Man (20) charged with plotting to kill May in Downing Street attack
A man has been charged with planning to use an improvised explosive device to blow up the gates of Downing Street before entering No 10 and making an attempt on British Prime Minister Theresa May's life.
Naa'imur Zakariyah Rahman (20) allegedly planned to launch a bomb attack on the security gates outside Downing Street before detonating a suicide vest in Number 10 in a bid to kill Mrs May.
Mr Rahman has been charged with preparing acts of terrorism and will appear in court alongside Mohammed Aqib Imran (21), who is accused of trying to join Isil.
Mr Rahman, of north London, and Mr Imran, of south-east Birmingham, were arrested by officers from the Met's Counter Terrorism Command on Tuesday, November 28.
Both men appeared at Westminster Magistrates' Court yesterday and were remanded in custody. Details of the alleged terror plot were set out to Cabinet members on Tuesday during a briefing by Andrew Parker, the head of MI5. Mr Parker revealed that British intelligence had foiled nine terror plots in the past 12 months.
The disclosures about the charges came just hours after an official report into the Manchester terror attack revealed that the suicide bomber had been flagged for closer scrutiny by security services and that the atrocity could have been averted "had the cards fallen differently".

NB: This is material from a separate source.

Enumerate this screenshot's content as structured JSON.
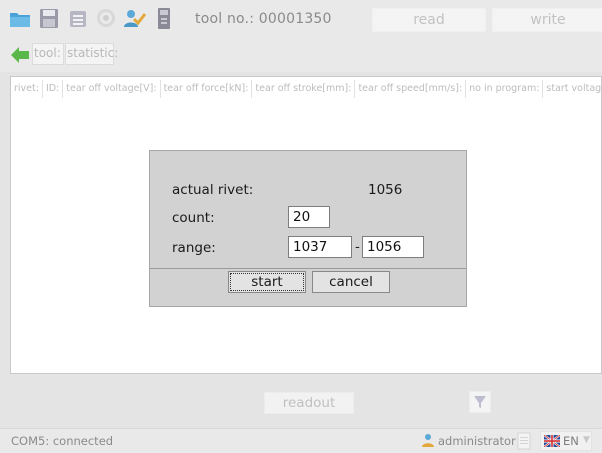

MI5 investigators misinterpreted intelligence on Salman Abedi earlier this year and it was disclosed his case was due to be discussed at a meeting scheduled for nine days after his May attack at the Manchester Arena.
Internal reviews into the police and MI5's handling of the four terrorist attacks in Britain this year also revealed one of the London Bridge attackers had been under active investigation by the security Service.
The Westminster Bridge attacker, Khalid Masood, had also watched suicide attack videos on YouTube in the days before he carried out his assault.
David Anderson QC, a former terrorism law reviewer asked by the British Home Secretary Amber Rudd to independently check the secret internal reviews, said they were "no cause for despair" and that most attack plots continued to be broken up.
In response to his report, Ms Rudd said the blame for the attacks "lies squarely" with the terrorists. The reviews found that 22-year-old Abedi had previously been a MI5 suspect, but was not under active investigation.
In advance of the attack, officers had on two separate occasions received unspecified intelligence on him "whose significance was not fully appreciated at the time" and which could have led to his case being reopened.
"In retrospect, the intelligence can be seen to have been highly relevant to the planned attack," the report said.
Mr Anderson concluded that while it was "unknowable" if reopening the investigation would have thwarted Abedi, it was "conceivable that the Manchester attack in particular might have been averted had the cards fallen differently".
Between March and June, London and Manchester experienced four attacks killing a total of 36 people and wounding another 200. Abedi had first become an MI5 "subject of interest" in 2014, but it transpired he had been mistaken for someone else and his case was closed. It was reopened the following year on mistaken intelligence that he had contacted an Isil figure in Libya.
But though his case remained closed from that point, Abedi "continued to be referenced from time to time in intelligence gathered for other purposes. In two separate instances before the attack, intelligence was received that related to "possible non-nefarious activity or to criminality".
An automated trawl of suspects' data designed to spot closed cases that may need re-examining identified him as one of fewer than 100 individuals "out of a total of more than 20,000 closed subjects of interest, who merited further examination".